“The family is experiencing a profound cultural crisis, as are all communities and social bonds. In the case of the family, the weakening of these bonds is part…icularly serious because the family is the fundamental cell of society, where we learn to live with others despite our differences and to belong to one another; it is also the place where parents pass on the faith to their children. Marriage now tends to be viewed as a form of mere emotional satisfaction that can be constructed in any way or modified at will. But the indispensible contribution of marriage to society transcends the feelings and momentary needs of the couple.” — Pope Francis, from his apostolic exhortation Evangelii Gaudium
Mother Church sits there reminding us that we have been adopted by a King. We are children of God. We are loved. We have dignity. We are valuable. Procedure with caution. Listen to your Mother.
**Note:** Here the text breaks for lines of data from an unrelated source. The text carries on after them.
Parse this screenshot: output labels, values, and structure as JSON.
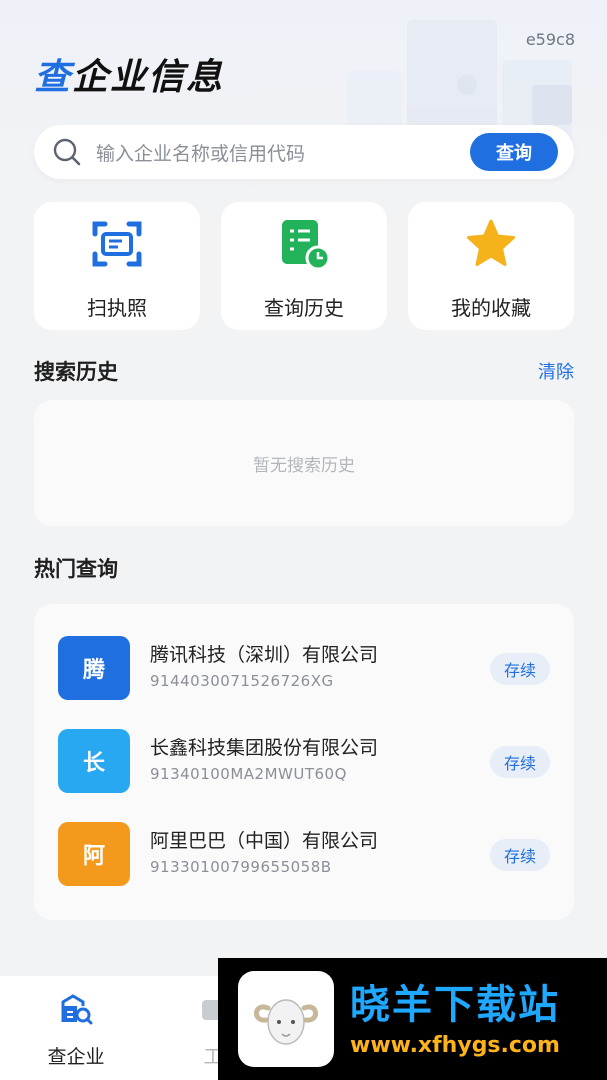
{
  "header": {
    "version": "e59c8",
    "brand_accent": "查",
    "brand_rest": "企业信息"
  },
  "search": {
    "placeholder": "输入企业名称或信用代码",
    "button_label": "查询"
  },
  "quick_actions": [
    {
      "label": "扫执照",
      "icon": "scan-license-icon"
    },
    {
      "label": "查询历史",
      "icon": "history-list-icon"
    },
    {
      "label": "我的收藏",
      "icon": "star-icon"
    }
  ],
  "search_history": {
    "title": "搜索历史",
    "clear_label": "清除",
    "empty_text": "暂无搜索历史"
  },
  "hot_queries": {
    "title": "热门查询",
    "items": [
      {
        "logo_char": "腾",
        "logo_color": "#1f6fe0",
        "name": "腾讯科技（深圳）有限公司",
        "code": "9144030071526726XG",
        "status": "存续"
      },
      {
        "logo_char": "长",
        "logo_color": "#27a8f0",
        "name": "长鑫科技集团股份有限公司",
        "code": "91340100MA2MWUT60Q",
        "status": "存续"
      },
      {
        "logo_char": "阿",
        "logo_color": "#f39a1c",
        "name": "阿里巴巴（中国）有限公司",
        "code": "91330100799655058B",
        "status": "存续"
      }
    ]
  },
  "tabbar": {
    "tabs": [
      {
        "label": "查企业",
        "icon": "company-search-icon",
        "active": true
      },
      {
        "label": "工",
        "icon": "tools-icon",
        "active": false
      }
    ]
  },
  "watermark": {
    "title": "晓羊下载站",
    "url": "www.xfhygs.com"
  },
  "colors": {
    "accent": "#1f6fe0",
    "background": "#f2f3f5",
    "status_bg": "#e8eef8"
  }
}
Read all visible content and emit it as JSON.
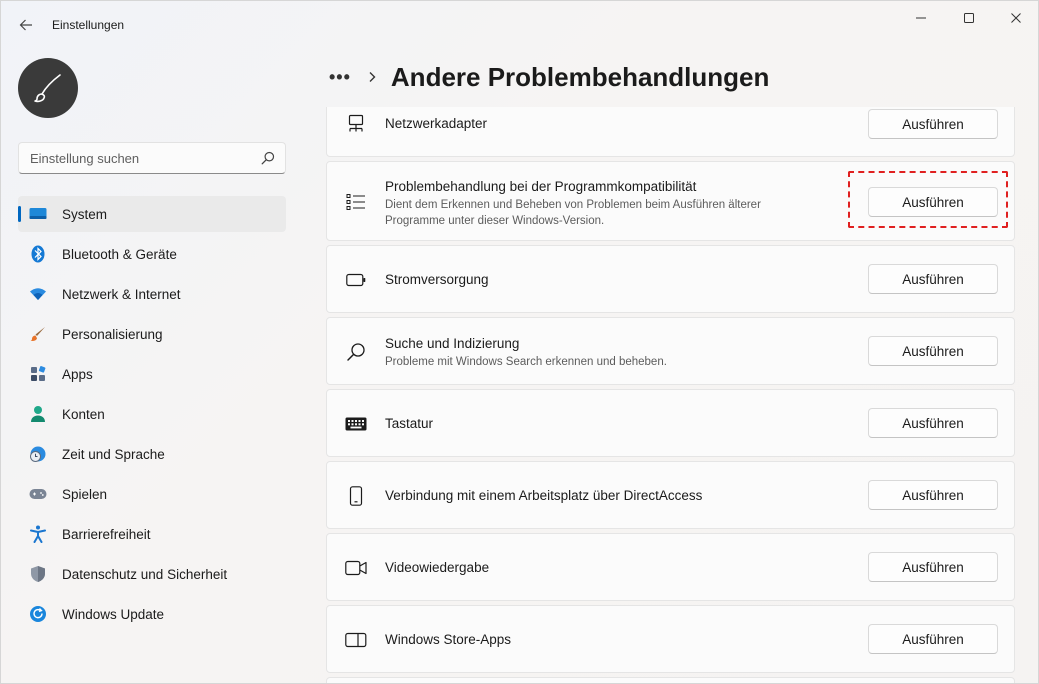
{
  "titlebar": {
    "title": "Einstellungen"
  },
  "search": {
    "placeholder": "Einstellung suchen"
  },
  "nav": [
    {
      "label": "System",
      "icon": "monitor-icon",
      "active": true
    },
    {
      "label": "Bluetooth & Geräte",
      "icon": "bluetooth-icon"
    },
    {
      "label": "Netzwerk & Internet",
      "icon": "wifi-icon"
    },
    {
      "label": "Personalisierung",
      "icon": "brush-icon"
    },
    {
      "label": "Apps",
      "icon": "apps-icon"
    },
    {
      "label": "Konten",
      "icon": "person-icon"
    },
    {
      "label": "Zeit und Sprache",
      "icon": "globe-clock-icon"
    },
    {
      "label": "Spielen",
      "icon": "gamepad-icon"
    },
    {
      "label": "Barrierefreiheit",
      "icon": "accessibility-icon"
    },
    {
      "label": "Datenschutz und Sicherheit",
      "icon": "shield-icon"
    },
    {
      "label": "Windows Update",
      "icon": "update-icon"
    }
  ],
  "breadcrumb": {
    "more": "•••",
    "title": "Andere Problembehandlungen"
  },
  "troubleshooters": [
    {
      "title": "Netzwerkadapter",
      "icon": "network-adapter-icon",
      "button": "Ausführen"
    },
    {
      "title": "Problembehandlung bei der Programmkompatibilität",
      "description": "Dient dem Erkennen und Beheben von Problemen beim Ausführen älterer Programme unter dieser Windows-Version.",
      "icon": "list-icon",
      "button": "Ausführen",
      "highlighted": true
    },
    {
      "title": "Stromversorgung",
      "icon": "battery-icon",
      "button": "Ausführen"
    },
    {
      "title": "Suche und Indizierung",
      "description": "Probleme mit Windows Search erkennen und beheben.",
      "icon": "search-icon",
      "button": "Ausführen"
    },
    {
      "title": "Tastatur",
      "icon": "keyboard-icon",
      "button": "Ausführen"
    },
    {
      "title": "Verbindung mit einem Arbeitsplatz über DirectAccess",
      "icon": "phone-icon",
      "button": "Ausführen"
    },
    {
      "title": "Videowiedergabe",
      "icon": "video-icon",
      "button": "Ausführen"
    },
    {
      "title": "Windows Store-Apps",
      "icon": "store-apps-icon",
      "button": "Ausführen"
    }
  ],
  "colors": {
    "accent": "#0067c0",
    "highlight": "#e02020"
  }
}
And the rebellious child spits at her and recklessly goes along with his free will, master of his senses. Many children today grow up without that fatherly influence. And without a father, there is no protection for the family.
The Church has always harbored the poor, the unwanted, the undesirables, the rejected, the homeless, the fatherless.
Numerous Popes have been the fatherly voice, fiercely reinforcing the mother’s counsel. Sometimes the Church is the only authoritative voice in a child’s life. Popes, like fathers, tend to be blunt and authoritative. With youth we don’t see the wisdom, not until we’re old and spent (miserably so)…and wisdom has found us. It’s all quit natural. And then we wish we had listened more to that old reckoning voice.
It might help to remember that the Church is over 2000 years old. That’s pretty old by anyone’s standards. And pretty wise.
The Church has outlived emperors and plagues and generals and presidents and kings and it will outlive each of us.
Perhaps we, people of the 21st century, would be wise in listening more closely to the trail of wisdom left by a Church founded by the Voice of God.
Perhaps that is what we need to tell the children who come through our religious education doors this school year. If they desire to be open-minded, begin by listening to the Voice of God that is older and wiser than their parents and grandparents.
The questions Sister Angela mentions are:
- Why is there such a loss of Catholic culture and identity today?
- Why is parish participation rapidly declining?
- Why are Catholic unable to clearly and convincingly explain their faith when confronted?
These are questions catechists in the schools needs to address and know.
Pope Francis challenges catechists: “The catechist, then, is a Christian who is mindful of God, who is guided by the memory of God in his or her entire life and who is able to awaken that memory in the hearts of others. That is not easy! It engages our entire existence! What is the Catechism itself, if not the memory of God, the memory his works in history and his drawing near to us in Christ present in his word, in the sacraments, in his Church, in his love?
“Dear catechists, I ask you: Are you in fact the memory of God?” (September 29, 2013)
In order to be the memory of God, wouldn’t it make sense to have a “historical catechetical perspective”? To “learn from the past in order to re-imagine the future”?
Fr. Hater, in this book, helps us to follow the Church’s vision and mission in evangelizing and disciplining the Church and why it will take new approaches and methodology for catechesis in today’s ever-changing world.